The 'administrative simplification' imagined by the European Commission for businesses will no longer consist of filing a single VAT return in the country of establishment ..... but two: an ordinary VAT return (for all sales not covered by the new scheme) and a special OSS VAT return (for intra-Community distance sales). And each VAT return will of course follow its own regime in terms of periodicity, filing deadline, data to be included, how to correct them, how long they are to be kept, etc. Nothing changes, however, for your national deliveries. They will still have to be included in your ordinary VAT return.
Intra-EU distance selling of goods from multiple countries
Some e-traders choose to move part of their stock to another European country in order to respond more quickly to consumer demand. When they sell their goods through an electronic interface (marketplace, platform, etc.), they sometimes have no choice: it is Amazon (or its equivalent) that decides to move all or part of the company's stock from one warehouse to another without even notifying it.
In this situation, the e-seller will have to continue registering for VAT purpose in each country in which its goods are stored. For this business, the "administrative simplification" will now consist of filing three VAT returns: two VAT returns in its country of residence (the ordinary VAT return and the special OSS VAT return) and one VAT return in each European country where its stock is located.

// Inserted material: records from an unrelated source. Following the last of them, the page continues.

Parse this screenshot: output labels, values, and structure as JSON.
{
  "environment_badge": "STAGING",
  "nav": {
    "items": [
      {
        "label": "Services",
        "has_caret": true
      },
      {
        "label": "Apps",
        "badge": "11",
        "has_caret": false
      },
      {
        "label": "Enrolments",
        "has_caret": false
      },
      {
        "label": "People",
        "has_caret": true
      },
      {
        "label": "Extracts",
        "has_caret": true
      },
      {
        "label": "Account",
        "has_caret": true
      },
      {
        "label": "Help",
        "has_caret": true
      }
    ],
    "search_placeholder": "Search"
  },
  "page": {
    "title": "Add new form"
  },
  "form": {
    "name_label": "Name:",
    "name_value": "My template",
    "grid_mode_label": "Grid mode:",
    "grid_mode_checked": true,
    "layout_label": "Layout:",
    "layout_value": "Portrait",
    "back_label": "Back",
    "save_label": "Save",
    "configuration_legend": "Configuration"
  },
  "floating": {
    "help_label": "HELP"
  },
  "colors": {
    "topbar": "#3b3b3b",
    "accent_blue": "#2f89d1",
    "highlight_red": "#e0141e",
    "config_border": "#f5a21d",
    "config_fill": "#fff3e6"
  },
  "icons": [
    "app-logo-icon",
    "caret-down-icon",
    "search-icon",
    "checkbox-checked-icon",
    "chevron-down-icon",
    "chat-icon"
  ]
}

Extra-Community Distance selling of goods
You sell goods that are transported directly from outside the EU to your private European customer.
This is the technique known as dropshipping. It involves selling products to customers using the services of a third party who stores and manages the stock and ships the orders. Dropshipping business owners focus on the branding, marketing and customer relationship management of their business, while a third party manages the logistics operations on their behalf.
For sales of imported goods up to a value of €150, the e-seller may opt to use a new single window at import: the IOSS window or alternatively the special system provided for postal operators and carriers.
If the sale is facilitated by an electronic interface (marketplace, platform), the latter will be considered as the seller and will be liable for the payment of VAT. In this case, the e-trader will not have to pay VAT on his sale.
And if the value of the parcel exceeds €150, it will be the end customer who will have to pay the VAT on his purchase and possibly some customs clearance costs invoiced by the carrier of the goods.
To keep in mind
The European Commission welcomes its plan, which it says will simplify the VAT obligations of sellers of goods to consumers across the EU by up to 95%.
Will OSS really facilitate intra-EU trade and VAT reporting? From a simple reading of the legislative texts, we can already conclude that the European Commission is evolving in a parallel universe to that of European businesses. The new VAT regime, far from simplifying the life of businesses, will on the contrary become very quickly unmanageable for many e-traders.
EU Commission fails to point out that the 2017 VAT Directive introducing the new regime has already had to be urgently addressed by a "remedial" directive in 2019 and four implementing regulations. The European Commission itself has even produced an explanatory note of more than 113 pages (!) in an attempt to explain the new system. In short, a veritable inflation of legislative and administrative texts with sometimes Kafkaesque situations.
For example, an e-seller may potentially have to file three VAT returns in his country of residence: an ordinary VAT return (for all sales not covered by the new regime), a special quarterly OSS return (for his intra-Community distance sales) and a special monthly IOSS VAT return (for his distance sales of imported goods). He will also have to file a VAT return in each European country of import and in each European country where he has part of his stock. Not to mention the special VAT rules when the sale is facilitated by an electronic interface.
Did you say simplification?